Lorillard (LO) recently announced another $500 million share repurchase program. This made me curious, so I decided to take a closer look. In this article, I will be zooming in on Lorillard, while comparing it to Phillip Morris International (PM), and Altria Group (MO).
Financial info for these three companies can be found on LO's investor relations page, MO's investor relations page and PM's investor relations page. I've used the Morningstar website to find LO's historical p/e ratios. The graphs in this article were made by me.
First of all, let's see how the Lorillard share repurchase programs compare to PM and MO's.
As we can see in the graph above, LO has reduced its number of shares at a far higher pace then MO and PM. This has done wonders for the earnings per share, which have gone up from $1.72 in 2008 to $2.81 in 2012, giving LO a 13% annual EPS growth rate. Net earnings have only grown by 5.5% YoY. I think this really shows how effective large amounts of share repurchases can be in terms of increasing EPS.
LO recently announced it would raise its dividend to $0.55/quarter. At current valuations, that would give us a 5.5% dividend. Between 2009 (the first full year of dividend payments) and 2012, the dividend has gone from $1.28 to $2.07, giving it an annual dividend growth rate of 17.4%. If we include the 2013 expected dividend of $2.20, the annual DGR is still at 14.5%.

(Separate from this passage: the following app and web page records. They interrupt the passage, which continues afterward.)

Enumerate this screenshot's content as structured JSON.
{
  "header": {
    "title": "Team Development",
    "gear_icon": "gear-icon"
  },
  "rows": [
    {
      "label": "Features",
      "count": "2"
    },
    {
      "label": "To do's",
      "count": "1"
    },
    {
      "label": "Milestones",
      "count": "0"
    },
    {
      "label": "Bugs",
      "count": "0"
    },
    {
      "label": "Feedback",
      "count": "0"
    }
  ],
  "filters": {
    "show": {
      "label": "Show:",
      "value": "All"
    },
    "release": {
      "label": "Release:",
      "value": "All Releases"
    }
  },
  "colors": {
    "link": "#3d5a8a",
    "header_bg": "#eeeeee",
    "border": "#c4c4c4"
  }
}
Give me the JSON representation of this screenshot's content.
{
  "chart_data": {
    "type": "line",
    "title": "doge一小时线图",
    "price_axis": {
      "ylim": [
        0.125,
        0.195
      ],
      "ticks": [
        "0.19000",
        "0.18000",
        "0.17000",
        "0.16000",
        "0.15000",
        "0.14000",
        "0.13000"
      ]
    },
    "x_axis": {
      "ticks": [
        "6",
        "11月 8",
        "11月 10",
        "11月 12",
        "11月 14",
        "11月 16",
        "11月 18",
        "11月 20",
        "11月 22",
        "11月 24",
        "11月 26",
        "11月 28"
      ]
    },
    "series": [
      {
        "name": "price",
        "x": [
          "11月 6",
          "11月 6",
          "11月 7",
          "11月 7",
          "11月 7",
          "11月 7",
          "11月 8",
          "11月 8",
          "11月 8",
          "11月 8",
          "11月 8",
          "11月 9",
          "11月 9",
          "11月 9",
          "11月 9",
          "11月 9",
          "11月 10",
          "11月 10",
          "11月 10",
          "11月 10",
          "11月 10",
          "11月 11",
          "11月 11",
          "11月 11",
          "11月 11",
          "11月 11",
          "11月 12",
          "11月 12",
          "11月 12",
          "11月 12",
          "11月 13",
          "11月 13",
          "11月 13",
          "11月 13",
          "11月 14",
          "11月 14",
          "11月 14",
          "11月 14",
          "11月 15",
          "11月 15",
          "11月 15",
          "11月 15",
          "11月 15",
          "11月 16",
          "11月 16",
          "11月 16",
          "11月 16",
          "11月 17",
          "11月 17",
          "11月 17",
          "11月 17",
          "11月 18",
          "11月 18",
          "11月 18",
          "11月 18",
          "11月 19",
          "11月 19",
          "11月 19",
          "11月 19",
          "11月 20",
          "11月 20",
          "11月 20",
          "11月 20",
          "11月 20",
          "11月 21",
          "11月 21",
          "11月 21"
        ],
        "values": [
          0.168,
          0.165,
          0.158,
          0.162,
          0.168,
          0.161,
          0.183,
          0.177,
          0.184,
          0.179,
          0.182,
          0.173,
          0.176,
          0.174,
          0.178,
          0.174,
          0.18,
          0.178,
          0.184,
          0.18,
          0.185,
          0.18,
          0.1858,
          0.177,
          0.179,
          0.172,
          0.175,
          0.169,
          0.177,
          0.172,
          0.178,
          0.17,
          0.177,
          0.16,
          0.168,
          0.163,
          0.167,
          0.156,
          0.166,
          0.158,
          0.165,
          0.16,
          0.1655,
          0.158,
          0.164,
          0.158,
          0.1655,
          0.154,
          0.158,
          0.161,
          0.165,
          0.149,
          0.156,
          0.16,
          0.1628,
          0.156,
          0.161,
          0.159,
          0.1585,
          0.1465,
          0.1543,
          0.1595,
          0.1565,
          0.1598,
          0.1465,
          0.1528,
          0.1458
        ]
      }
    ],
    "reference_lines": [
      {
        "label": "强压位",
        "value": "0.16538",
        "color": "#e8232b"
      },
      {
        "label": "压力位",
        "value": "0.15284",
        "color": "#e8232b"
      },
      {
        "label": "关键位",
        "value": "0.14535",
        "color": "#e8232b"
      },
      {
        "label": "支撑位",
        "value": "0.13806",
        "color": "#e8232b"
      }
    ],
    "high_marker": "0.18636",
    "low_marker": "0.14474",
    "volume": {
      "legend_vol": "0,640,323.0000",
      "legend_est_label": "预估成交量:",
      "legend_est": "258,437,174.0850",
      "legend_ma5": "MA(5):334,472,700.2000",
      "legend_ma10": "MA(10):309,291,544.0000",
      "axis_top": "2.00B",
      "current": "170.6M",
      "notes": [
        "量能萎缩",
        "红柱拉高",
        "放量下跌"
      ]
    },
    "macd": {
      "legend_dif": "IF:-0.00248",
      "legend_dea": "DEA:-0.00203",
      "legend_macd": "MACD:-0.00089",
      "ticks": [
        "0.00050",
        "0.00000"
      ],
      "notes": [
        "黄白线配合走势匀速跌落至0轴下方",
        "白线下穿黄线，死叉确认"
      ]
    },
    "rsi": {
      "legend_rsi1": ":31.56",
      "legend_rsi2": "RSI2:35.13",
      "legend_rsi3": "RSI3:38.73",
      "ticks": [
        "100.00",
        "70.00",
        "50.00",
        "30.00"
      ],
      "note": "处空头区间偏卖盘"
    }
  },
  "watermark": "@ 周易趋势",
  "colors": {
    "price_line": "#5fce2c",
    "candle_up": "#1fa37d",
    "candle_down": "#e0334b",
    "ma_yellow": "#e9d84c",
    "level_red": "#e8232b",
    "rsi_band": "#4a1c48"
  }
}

Lorillard has had pretty stable profit margins compared to its competitors. Its profit margin far outpaces PM's, but MO is still the king in terms of getting the most profit out of each dollar in sales. This is mostly due to the fact that MO gets a large part of its revenue from the Marlboro brand, which carry a premium price.
As I have stated earlier, the key to increasing EPS for Lorillard is the purchase of its own shares. Therefore, before deciding to invest in LO, let's try to determine if they will be able to continue their share repurchase programs, by taking a look at the amount of cash & cash equivalents.
As we can see in this graph, despite buying back huge amounts of shares, LO still has 1.7 billion dollars in cash and cash equivalents (that's $4.45 per share). This will allow it to continue buying back shares, and reduces the chance of a dividend cut.
Lastly, I'd like to take a look at LO's valuation. The graph below shows LO's valuation as compared to MO, PM and the industry average.
Lorillard is clearly the cheapest here, with a p/e of 14.2 compared to MO's 16.5 and PM's 17.7. The industry average price is at 16.9 times earnings.
LO has traded at low valuation for the largest part of the last 10 years, as can be seen in the graph below. It's 10 year average p/e is at 12.1, which is somewhat lower than its current valuation. However, LO has only paid a dividend since 2008, and if we look at that time frame, the current valuation seems to be near the average. Lorillard has made quite a drop down from its high of $47.02 last July, and I believe at the current price level ($40.34), LO would be a good stock to own.
I'd love to hear your opinion on Lorillard, feel free to comment below!